6 October 2014

Sweet Unrest by Lisa Maxwell

Sweet Unrest by Lisa Maxwell
Series: No
Publisher: Flux
Publication Date: October 8th 2014
Source: Publisher [Netgalley]

Lucy Aimes has always been practical. But try as she might, she can’t come up with a logical explanation for the recurring dreams that have always haunted her. Dark dreams. Dreams of a long-ago place filled with people she shouldn’t know…but does.

When her family moves to a New Orleans plantation, Lucy’s dreams become more intense, and her search for answers draws her reluctantly into the old city’s world of Voodoo and mysticism. There, Lucy finds Alex, a mysterious boy who behaves as if they’ve known each other forever. Lucy knows Alex is hiding something, and her rational side doesn’t want to be drawn to him. But she is.

As she tries to uncover Alex’s secrets, a killer strikes close to home, and Lucy finds herself ensnared in a century-old vendetta. With the lives of everyone she loves in danger, Lucy will have to unravel the mystery of her dreams before it all comes to a deadly finish.

I had such high hopes for Sweet Unrest, and while it wasn't a terrible book, it just wasn't what I had expected. I was expecting a lot of mystery, suspense, lots of voodoo and magic - but that wasn't what I got. 

Lucy Aimes and her family have mores to New Orleans to live on a plantation that her father is going to study. Lucy has been haunted by strange dreams for as long as she can remember, and they get more intense after the move. Lucy comes across a strange boy named Alex, and she gets the feeling they've met before. Alex is hiding something from Lucy and as she tries to uncover it, strange things start to happen.

Lucy as a main character was OK. She wasn't brilliant, but she also wasn't completely terrible. She could be a determined and stubborn character, and it was those times that I really liked her. And then there were times she let "The men" boss her around when she's perfectly capable of looking out for herself. It took her a lot longer than me to start piecing everything together and I was actually wondering whether she ever would. But she did have her moments when I really liked her.

Alex was... dull. That's honestly the best way to describe him. I didn't feel any pull towards him at all and he just bored me. I wanted to skip over his parts but because he's tied to the bigger story line, I couldn't. I just felt nothing for him.
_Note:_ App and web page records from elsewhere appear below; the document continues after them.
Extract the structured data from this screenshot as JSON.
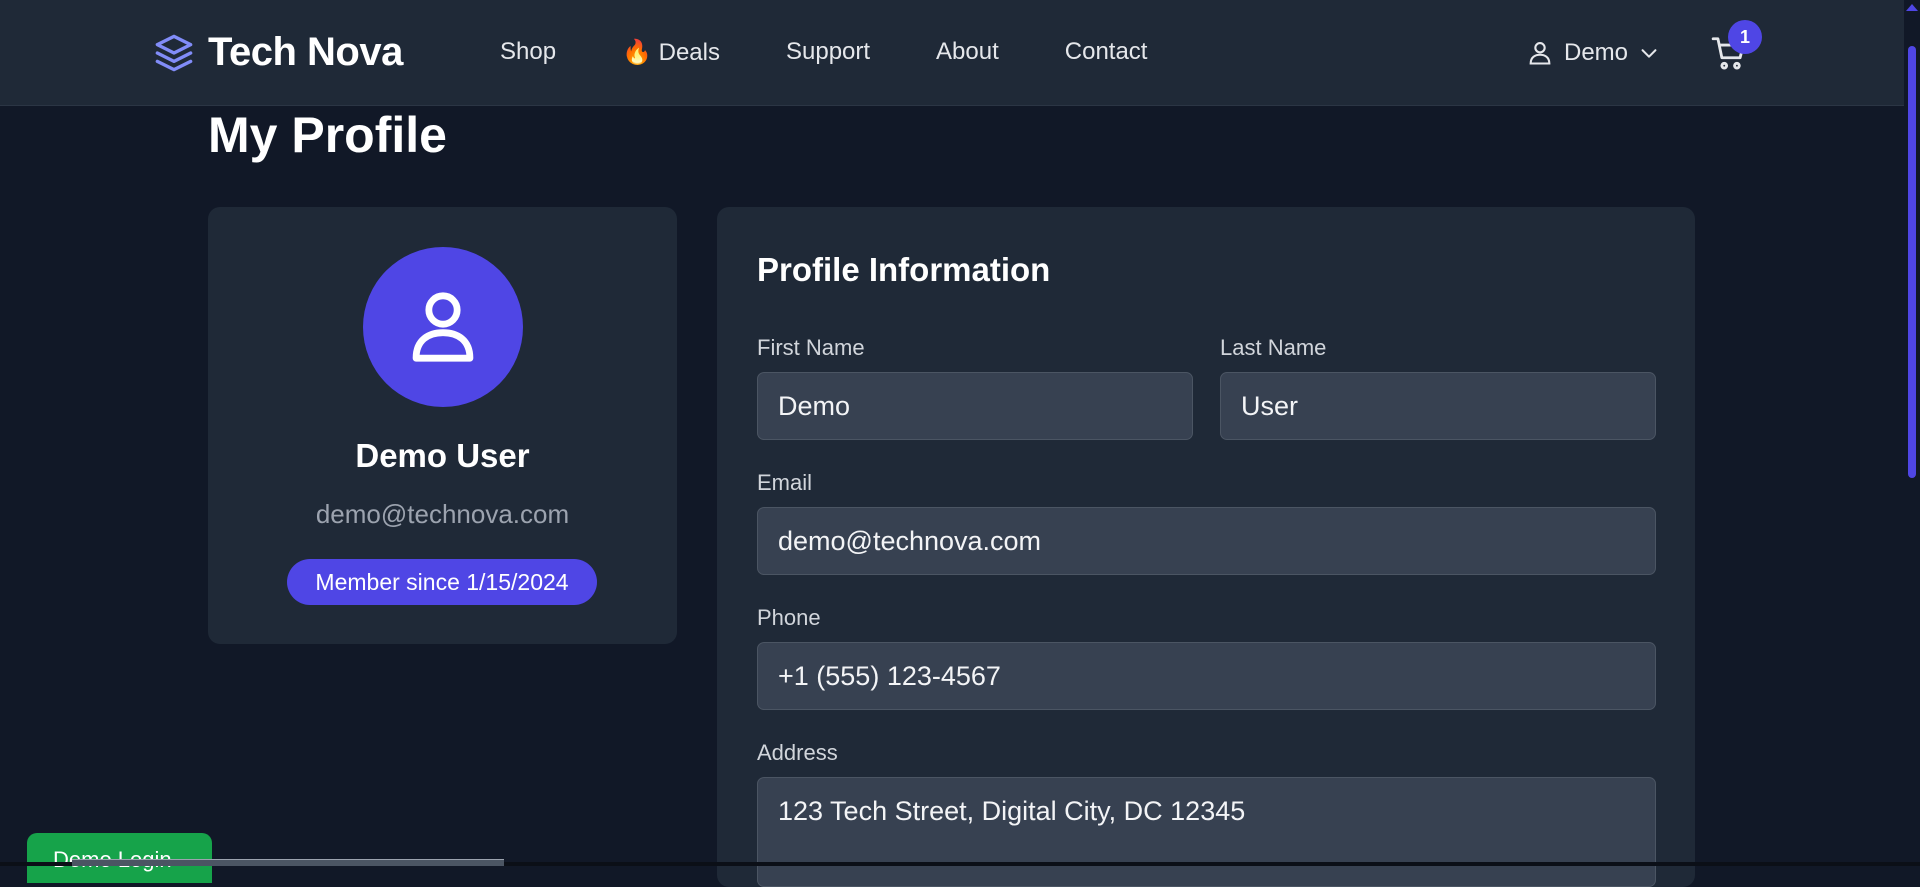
{
  "brand": {
    "name": "Tech Nova",
    "icon": "layers-icon"
  },
  "nav": {
    "links": [
      {
        "label": "Shop"
      },
      {
        "label": "🔥 Deals"
      },
      {
        "label": "Support"
      },
      {
        "label": "About"
      },
      {
        "label": "Contact"
      }
    ]
  },
  "user_menu": {
    "name": "Demo",
    "icon": "user-icon",
    "chevron": "chevron-down-icon"
  },
  "cart": {
    "count": "1",
    "icon": "cart-icon"
  },
  "page": {
    "title": "My Profile"
  },
  "profile_card": {
    "name": "Demo User",
    "email": "demo@technova.com",
    "member_since": "Member since 1/15/2024"
  },
  "profile_info": {
    "title": "Profile Information",
    "first_name": {
      "label": "First Name",
      "value": "Demo"
    },
    "last_name": {
      "label": "Last Name",
      "value": "User"
    },
    "email": {
      "label": "Email",
      "value": "demo@technova.com"
    },
    "phone": {
      "label": "Phone",
      "value": "+1 (555) 123-4567"
    },
    "address": {
      "label": "Address",
      "value": "123 Tech Street, Digital City, DC 12345"
    }
  },
  "demo_login": {
    "label": "Demo Login"
  },
  "colors": {
    "accent": "#4f46e5",
    "background": "#111827",
    "card": "#1f2937",
    "input": "#374151",
    "demo_button": "#16a34a"
  }
}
Sweet Unrest had a lot going for it to start with. I was intrigued by Lucy's dreams; I wanted to know more about Mama Legba & her voodoo and I wanted to know more about the history of the plantation. There was supposed to be a mystery surrounding some murders that were happening in the present, but also happened in the past, and it just didn't grab me. There was also a case of insta-love and in my opinion, it didn't work at all because I didn't feel like there was anything romantic between the characters at all. It just kind of happened. However, I did love finding out more about Lucy's dreams. They were telling a story from the past and I really enjoyed figuring out what the dreams meant and getting to see snippets of the past. My interest in the whole wavered - there were times when I was enjoying it, and times when I was bored. It was just one of those books. The one thing I did actually learn from this book is that Marie Leveau was a real person - I honestly thought she'd been made up for American Horror Story, but apparently not! 

The ending did really disappoint me. In all honesty, I was expecting a happier ending for Lucy and Alex - even if it would have made me roll my eyes. But the way Sweet Unrest ended left me feeling like there should be more to the story. 

Overall, Sweet Unrest was a good read. I enjoyed parts of it, while other parts weren't as good, but it was enough to keep me reading to the end. While I don't think I'd read Sweet Unrest again, I'm definitely looking forward to reading more of Maxwell's books.

1 comment:

  1. I'm sorry to hear that you really couldn't connect any better with the characters in the book, it tends to take from the experience when you want to know what happens but aren't as interested in the characters!
    Great review Samantha!